### Source material
----------------------------------------

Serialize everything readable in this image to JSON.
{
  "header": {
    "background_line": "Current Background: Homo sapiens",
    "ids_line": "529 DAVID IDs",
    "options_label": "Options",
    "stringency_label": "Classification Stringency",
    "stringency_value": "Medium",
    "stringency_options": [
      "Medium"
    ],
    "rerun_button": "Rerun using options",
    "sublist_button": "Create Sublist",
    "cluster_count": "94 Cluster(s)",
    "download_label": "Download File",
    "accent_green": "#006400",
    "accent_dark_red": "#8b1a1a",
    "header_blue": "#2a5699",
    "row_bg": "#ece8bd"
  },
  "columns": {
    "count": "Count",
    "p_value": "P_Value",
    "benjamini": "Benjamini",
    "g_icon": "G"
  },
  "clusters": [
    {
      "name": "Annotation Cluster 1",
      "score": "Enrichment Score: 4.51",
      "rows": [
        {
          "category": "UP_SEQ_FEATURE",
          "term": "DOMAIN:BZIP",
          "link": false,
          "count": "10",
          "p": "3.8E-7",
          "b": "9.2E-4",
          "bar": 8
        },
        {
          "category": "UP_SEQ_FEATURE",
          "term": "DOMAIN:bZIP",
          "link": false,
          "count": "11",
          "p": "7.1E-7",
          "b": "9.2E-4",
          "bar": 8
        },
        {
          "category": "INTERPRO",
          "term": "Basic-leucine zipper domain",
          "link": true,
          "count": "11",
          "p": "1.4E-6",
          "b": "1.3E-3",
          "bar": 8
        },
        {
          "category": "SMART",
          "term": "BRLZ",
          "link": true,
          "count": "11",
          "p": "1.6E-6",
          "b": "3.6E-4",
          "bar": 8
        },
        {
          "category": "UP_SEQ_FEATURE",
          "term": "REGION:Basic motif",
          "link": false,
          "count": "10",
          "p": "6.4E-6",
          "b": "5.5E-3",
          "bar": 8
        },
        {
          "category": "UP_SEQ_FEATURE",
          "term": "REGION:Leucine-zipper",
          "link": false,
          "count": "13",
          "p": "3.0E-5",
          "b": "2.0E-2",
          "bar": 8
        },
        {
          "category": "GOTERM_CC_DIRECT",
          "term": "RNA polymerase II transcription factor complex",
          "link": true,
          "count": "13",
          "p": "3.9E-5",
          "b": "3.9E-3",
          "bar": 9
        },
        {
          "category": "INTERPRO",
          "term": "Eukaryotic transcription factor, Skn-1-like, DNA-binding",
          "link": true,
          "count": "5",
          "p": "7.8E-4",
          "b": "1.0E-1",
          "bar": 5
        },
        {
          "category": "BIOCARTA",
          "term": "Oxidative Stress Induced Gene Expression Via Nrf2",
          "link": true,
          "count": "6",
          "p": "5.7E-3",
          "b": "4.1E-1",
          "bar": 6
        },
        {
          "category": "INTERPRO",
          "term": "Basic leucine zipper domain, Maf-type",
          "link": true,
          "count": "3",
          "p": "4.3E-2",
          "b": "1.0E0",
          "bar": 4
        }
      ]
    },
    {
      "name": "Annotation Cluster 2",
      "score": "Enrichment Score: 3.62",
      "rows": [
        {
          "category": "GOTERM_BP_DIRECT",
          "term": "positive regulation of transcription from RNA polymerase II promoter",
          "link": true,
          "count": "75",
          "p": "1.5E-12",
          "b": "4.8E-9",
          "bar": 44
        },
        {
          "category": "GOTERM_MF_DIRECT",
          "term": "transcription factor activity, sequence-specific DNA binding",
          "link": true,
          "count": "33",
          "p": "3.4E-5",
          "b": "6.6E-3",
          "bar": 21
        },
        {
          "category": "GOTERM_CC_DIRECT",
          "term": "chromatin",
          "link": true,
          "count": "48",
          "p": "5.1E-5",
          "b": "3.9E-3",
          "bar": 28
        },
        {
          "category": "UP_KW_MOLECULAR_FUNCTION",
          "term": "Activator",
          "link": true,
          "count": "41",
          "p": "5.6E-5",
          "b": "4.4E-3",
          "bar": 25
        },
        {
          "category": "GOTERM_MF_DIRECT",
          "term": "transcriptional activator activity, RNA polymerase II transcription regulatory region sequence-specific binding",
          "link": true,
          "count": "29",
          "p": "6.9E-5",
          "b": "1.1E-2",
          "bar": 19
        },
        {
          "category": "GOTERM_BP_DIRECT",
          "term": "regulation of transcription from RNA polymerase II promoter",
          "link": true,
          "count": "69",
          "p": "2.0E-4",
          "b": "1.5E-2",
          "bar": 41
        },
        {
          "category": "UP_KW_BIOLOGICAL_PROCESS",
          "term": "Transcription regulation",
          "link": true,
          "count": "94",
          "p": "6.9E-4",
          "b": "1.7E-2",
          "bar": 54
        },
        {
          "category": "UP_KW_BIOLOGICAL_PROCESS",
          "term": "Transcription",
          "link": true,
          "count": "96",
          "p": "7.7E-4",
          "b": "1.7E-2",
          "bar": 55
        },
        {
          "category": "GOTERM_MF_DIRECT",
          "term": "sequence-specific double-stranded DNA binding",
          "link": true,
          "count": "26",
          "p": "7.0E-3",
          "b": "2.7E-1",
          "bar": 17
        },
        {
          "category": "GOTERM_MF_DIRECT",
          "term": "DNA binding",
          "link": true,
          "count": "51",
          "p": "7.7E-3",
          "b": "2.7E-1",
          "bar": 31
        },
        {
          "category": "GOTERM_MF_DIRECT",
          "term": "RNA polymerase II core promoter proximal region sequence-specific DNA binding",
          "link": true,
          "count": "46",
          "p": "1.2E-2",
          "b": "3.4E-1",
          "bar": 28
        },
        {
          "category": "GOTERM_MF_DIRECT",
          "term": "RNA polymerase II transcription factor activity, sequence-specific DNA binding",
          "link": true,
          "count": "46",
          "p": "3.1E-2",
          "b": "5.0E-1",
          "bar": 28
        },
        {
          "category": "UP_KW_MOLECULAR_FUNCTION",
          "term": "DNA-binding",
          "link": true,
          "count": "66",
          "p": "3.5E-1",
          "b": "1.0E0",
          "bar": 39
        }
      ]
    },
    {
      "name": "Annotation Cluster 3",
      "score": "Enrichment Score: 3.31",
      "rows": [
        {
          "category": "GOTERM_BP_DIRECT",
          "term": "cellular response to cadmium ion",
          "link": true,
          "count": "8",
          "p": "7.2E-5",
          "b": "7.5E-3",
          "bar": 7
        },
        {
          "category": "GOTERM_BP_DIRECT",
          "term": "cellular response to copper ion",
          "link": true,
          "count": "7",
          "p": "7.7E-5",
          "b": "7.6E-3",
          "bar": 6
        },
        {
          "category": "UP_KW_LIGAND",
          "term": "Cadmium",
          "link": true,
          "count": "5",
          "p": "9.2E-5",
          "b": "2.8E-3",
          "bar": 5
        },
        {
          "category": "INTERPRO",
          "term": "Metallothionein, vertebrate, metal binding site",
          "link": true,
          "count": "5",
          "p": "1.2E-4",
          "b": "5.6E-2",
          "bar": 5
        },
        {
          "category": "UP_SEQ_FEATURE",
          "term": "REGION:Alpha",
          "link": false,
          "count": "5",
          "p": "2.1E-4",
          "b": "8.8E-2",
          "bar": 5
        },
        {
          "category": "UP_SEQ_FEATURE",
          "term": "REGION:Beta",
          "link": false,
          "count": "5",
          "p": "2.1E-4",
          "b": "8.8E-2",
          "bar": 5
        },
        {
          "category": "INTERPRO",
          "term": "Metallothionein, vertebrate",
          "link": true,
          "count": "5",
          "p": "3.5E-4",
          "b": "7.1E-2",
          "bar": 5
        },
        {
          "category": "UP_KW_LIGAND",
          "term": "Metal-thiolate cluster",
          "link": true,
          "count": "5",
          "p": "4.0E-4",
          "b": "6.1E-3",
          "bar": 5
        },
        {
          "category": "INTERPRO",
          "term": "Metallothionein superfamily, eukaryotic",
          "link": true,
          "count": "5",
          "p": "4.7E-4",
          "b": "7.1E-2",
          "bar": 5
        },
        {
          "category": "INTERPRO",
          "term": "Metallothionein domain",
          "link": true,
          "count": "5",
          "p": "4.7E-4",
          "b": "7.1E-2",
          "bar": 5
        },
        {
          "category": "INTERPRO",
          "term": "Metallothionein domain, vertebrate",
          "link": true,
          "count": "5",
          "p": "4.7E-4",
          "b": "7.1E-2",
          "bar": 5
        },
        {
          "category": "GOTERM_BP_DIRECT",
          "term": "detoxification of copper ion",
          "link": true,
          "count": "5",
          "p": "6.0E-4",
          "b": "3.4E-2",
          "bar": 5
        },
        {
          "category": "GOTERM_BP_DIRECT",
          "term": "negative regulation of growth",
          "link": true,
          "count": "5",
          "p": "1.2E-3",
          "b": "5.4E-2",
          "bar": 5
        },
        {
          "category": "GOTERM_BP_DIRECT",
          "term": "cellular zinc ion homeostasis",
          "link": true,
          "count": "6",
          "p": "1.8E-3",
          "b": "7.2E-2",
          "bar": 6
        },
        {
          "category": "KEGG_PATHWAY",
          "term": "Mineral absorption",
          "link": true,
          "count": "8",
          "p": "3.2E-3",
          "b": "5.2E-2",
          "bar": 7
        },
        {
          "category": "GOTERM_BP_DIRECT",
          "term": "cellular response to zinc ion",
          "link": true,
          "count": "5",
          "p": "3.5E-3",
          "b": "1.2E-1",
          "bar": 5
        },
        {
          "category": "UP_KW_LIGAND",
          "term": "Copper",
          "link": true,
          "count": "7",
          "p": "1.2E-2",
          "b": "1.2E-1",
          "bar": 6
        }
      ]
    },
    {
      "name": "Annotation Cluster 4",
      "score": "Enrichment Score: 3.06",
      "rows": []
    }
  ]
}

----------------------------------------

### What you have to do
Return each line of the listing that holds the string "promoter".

### Answer area
          "term": "positive regulation of transcription from RNA polymerase II promoter",
          "term": "regulation of transcription from RNA polymerase II promoter",
          "term": "RNA polymerase II core promoter proximal region sequence-specific DNA binding",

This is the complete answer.